** Opening RECORDS PROVIDED block **
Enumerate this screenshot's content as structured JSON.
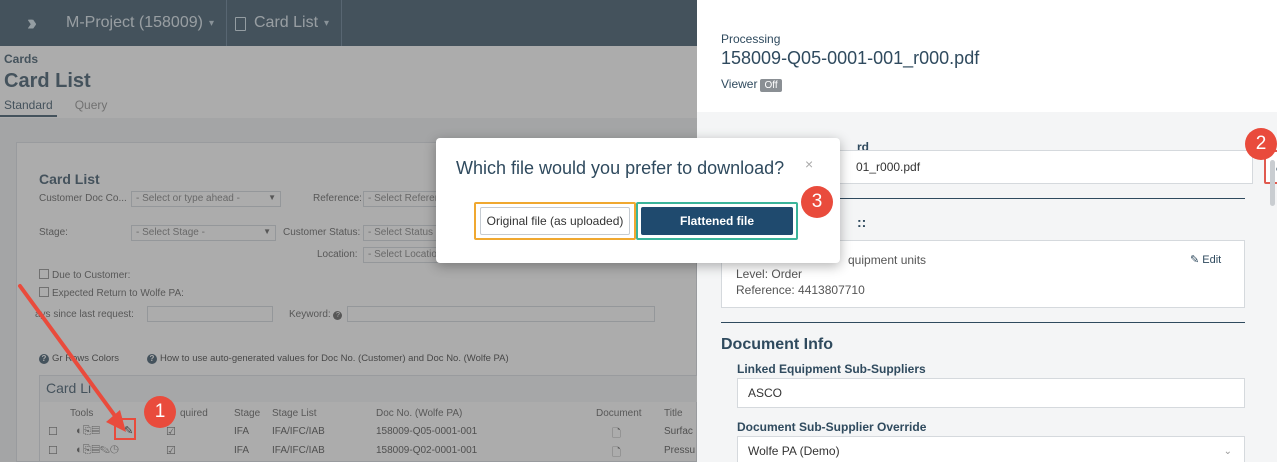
{
  "topbar": {
    "project": "M-Project (158009)",
    "section": "Card List"
  },
  "page": {
    "small_title": "Cards",
    "title": "Card List",
    "tabs": [
      "Standard",
      "Query"
    ]
  },
  "filters": {
    "heading": "Card List",
    "customer_doc_label": "Customer Doc Co...",
    "customer_doc_placeholder": "- Select or type ahead -",
    "reference_label": "Reference:",
    "reference_placeholder": "- Select Referen",
    "stage_label": "Stage:",
    "stage_placeholder": "- Select Stage -",
    "customer_status_label": "Customer Status:",
    "customer_status_placeholder": "- Select Status -",
    "location_label": "Location:",
    "location_placeholder": "- Select Locatio",
    "due_label": "Due to Customer:",
    "expected_label": "Expected Return to Wolfe PA:",
    "days_label": "ays since last request:",
    "keyword_label": "Keyword:",
    "grid_colors": "Gr    Rows Colors",
    "how_to": "How to use auto-generated values for Doc No. (Customer) and Doc No. (Wolfe PA)"
  },
  "table": {
    "caption": "Card Li",
    "headers": [
      "Tools",
      "quired",
      "Stage",
      "Stage List",
      "Doc No. (Wolfe PA)",
      "Document",
      "Title"
    ],
    "rows": [
      {
        "stage": "IFA",
        "stage_list": "IFA/IFC/IAB",
        "doc_no": "158009-Q05-0001-001",
        "title": "Surfac"
      },
      {
        "stage": "IFA",
        "stage_list": "IFA/IFC/IAB",
        "doc_no": "158009-Q02-0001-001",
        "title": "Pressu"
      }
    ]
  },
  "modal": {
    "title": "Which file would you prefer to download?",
    "close": "×",
    "original_label": "Original file (as uploaded)",
    "flattened_label": "Flattened file"
  },
  "panel": {
    "processing": "Processing",
    "filename": "158009-Q05-0001-001_r000.pdf",
    "viewer_label": "Viewer",
    "viewer_state": "Off",
    "card_label": "rd",
    "card_file": "01_r000.pdf",
    "section_colon": "::",
    "equipment": "quipment units",
    "edit": "Edit",
    "level": "Level: Order",
    "reference": "Reference: 4413807710",
    "doc_info": "Document Info",
    "linked_label": "Linked Equipment Sub-Suppliers",
    "linked_value": "ASCO",
    "override_label": "Document Sub-Supplier Override",
    "override_value": "Wolfe PA (Demo)"
  },
  "steps": [
    "1",
    "2",
    "3"
  ],
  "colors": {
    "brand": "#2f4a5e",
    "primary_button": "#1f4a6e",
    "step_marker": "#e94b3c",
    "highlight_orange": "#f0a830",
    "highlight_teal": "#3bb49a"
  }
}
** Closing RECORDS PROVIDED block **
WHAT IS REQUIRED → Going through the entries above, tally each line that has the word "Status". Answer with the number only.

TASK OUTPUT → 2